Dawkins briefly mentions Buddhism and Confucianism, only to say that he has nothing against those religions. He thinks they shouldn't be treated as religions, but as ethical systems. I know that in the West it is popular to think about Buddhism this way, but traditional Chinese Buddhism includes a belief in reincarnation. I doubt Dawkins would consider a belief in reincarnation to be more rational than a belief in resurrection from the dead. I can only conclude that he didn't do his research.

Dawkins finishes the section on monotheism by talking about deism. Deists believe in an impersonal God, who designed and created the universe and then let it run its course.

Even though he doesn't believe in it, Dawkins has a clear fondness for this idea of God, He writes, "The deist God of the eighteenth-century enlightenment is an altogether grander being: worthy of his cosmic creation, loftily unconcerned with human affairs, sublimely aloof from our private thoughts and hopes, caring nothing for our messy sins or mumbled contritions."

The great hope of the Christian faith is that God we worship is not at all like the God Dawkins describes. Our God cares about humans; he knows our thoughts and hopes; he is concerned about our messy sins. The great joy of every Christian is that God has joined us, in our messy state, and one day we will join him, in his perfection.

I find this passage to be very revealing of Dawkins' beliefs. Most people who are angry with God are angry because he is apathetic and distant and he allows people to suffer. On the other hand, Dawkins seems to be offended by the idea that God might actually care about us.

Before I conclude this post, I want to add one last comment about deism. Deism may be a dead religion, but deist philosophy has had a lasting impact on how we think about God.

Most people, even people who believe in God, tend to think that the universe runs itself. They believe that if God disappeared tomorrow the universe would be largely unaffected. The sun would still shine and the grass would still grow. No physical or chemical or biological process would be affected in any way by God's departure.

This is not monotheism. Monotheism is the belief in one God, who created everything, and without whom, nothing could exist. God didn't just create everything, he sustains everything from moment to moment. If we take God out of the equation, then the universe would disappear along with him.

The difference between these two philosophical positions is striking, and it's part of the reason why conversations between people with different beliefs are so hard. At a basic level, theists and atheists aren't speaking the same language.

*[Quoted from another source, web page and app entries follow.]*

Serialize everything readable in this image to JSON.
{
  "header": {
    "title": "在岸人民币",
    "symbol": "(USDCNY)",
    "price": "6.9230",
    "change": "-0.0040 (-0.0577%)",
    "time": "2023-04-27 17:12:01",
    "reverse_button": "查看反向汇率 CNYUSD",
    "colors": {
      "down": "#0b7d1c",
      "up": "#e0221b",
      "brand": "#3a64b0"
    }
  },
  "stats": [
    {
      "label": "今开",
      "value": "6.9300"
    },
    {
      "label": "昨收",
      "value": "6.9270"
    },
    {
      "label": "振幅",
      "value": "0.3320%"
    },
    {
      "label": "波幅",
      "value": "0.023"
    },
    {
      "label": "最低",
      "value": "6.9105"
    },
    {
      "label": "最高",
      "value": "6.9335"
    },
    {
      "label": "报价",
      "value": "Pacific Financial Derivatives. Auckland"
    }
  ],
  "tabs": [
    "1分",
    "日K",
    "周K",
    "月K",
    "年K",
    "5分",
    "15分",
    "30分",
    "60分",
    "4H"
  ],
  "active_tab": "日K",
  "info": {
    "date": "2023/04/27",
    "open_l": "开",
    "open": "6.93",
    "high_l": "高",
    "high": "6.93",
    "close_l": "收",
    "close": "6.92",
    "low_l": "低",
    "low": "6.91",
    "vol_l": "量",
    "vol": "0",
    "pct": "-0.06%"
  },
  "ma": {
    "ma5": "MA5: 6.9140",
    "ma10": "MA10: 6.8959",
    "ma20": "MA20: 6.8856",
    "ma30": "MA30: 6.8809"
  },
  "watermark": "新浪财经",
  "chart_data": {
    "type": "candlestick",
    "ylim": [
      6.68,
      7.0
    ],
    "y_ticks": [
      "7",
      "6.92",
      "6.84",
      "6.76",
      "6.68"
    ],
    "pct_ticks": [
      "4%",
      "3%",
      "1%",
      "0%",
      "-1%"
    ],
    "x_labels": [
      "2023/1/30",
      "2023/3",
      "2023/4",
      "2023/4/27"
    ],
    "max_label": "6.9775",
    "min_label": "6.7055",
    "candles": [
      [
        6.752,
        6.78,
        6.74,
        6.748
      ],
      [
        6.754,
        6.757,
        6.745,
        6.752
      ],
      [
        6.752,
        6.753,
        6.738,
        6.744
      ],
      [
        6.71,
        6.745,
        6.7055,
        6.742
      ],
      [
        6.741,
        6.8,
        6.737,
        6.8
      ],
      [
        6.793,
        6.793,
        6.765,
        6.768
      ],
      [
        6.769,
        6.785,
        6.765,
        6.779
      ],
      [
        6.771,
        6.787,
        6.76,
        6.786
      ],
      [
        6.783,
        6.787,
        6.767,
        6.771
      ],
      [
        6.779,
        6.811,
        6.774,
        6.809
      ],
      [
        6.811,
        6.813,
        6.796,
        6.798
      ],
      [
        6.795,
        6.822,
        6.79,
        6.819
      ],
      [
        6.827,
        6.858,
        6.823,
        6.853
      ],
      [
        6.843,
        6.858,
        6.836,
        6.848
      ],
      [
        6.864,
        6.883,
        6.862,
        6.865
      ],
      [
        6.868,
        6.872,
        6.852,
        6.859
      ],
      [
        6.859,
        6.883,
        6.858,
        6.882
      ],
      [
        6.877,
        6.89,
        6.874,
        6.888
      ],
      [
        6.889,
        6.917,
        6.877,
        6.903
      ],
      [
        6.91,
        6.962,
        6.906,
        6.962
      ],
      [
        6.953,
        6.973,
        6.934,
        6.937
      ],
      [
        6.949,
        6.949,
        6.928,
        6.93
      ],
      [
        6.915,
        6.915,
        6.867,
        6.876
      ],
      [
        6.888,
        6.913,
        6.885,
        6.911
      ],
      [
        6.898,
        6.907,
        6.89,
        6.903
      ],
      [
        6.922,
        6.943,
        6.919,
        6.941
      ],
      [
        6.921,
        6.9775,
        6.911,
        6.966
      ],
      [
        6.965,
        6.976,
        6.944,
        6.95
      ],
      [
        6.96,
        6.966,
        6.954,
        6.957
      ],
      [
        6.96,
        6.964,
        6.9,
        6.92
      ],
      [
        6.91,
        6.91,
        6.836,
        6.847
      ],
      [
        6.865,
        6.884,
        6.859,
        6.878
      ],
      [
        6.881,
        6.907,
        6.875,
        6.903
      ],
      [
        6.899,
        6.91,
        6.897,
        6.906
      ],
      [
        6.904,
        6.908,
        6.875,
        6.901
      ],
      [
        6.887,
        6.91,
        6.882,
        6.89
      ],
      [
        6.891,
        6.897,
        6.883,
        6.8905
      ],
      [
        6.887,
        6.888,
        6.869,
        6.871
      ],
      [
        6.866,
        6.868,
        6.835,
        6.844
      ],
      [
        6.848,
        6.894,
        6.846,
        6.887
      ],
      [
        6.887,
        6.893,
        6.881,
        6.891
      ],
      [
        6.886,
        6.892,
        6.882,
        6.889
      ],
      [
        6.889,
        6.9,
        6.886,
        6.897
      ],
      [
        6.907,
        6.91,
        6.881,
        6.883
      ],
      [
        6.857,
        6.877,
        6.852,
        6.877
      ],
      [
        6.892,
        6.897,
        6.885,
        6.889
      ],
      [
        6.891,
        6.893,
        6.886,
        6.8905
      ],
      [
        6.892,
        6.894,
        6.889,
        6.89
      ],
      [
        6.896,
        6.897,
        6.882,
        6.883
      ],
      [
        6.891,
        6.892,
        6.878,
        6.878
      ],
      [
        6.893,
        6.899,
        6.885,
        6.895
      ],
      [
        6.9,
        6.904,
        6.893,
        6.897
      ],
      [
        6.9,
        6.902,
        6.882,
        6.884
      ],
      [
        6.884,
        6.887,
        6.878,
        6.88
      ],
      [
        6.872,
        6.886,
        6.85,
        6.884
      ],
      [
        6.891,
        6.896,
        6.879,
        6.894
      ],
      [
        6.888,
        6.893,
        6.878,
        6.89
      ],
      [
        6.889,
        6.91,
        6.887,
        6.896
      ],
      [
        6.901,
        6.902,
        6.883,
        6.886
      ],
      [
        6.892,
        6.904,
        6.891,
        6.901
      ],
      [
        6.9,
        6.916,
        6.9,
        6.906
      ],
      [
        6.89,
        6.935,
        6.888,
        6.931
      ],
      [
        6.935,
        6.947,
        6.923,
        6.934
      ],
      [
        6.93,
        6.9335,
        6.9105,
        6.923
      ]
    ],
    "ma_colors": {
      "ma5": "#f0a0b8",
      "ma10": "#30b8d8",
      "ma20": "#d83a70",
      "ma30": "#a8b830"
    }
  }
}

Despite that, I'm having fun reading through Dawkins' book. I hope you're enjoying it as well.

No comments:

Post a Comment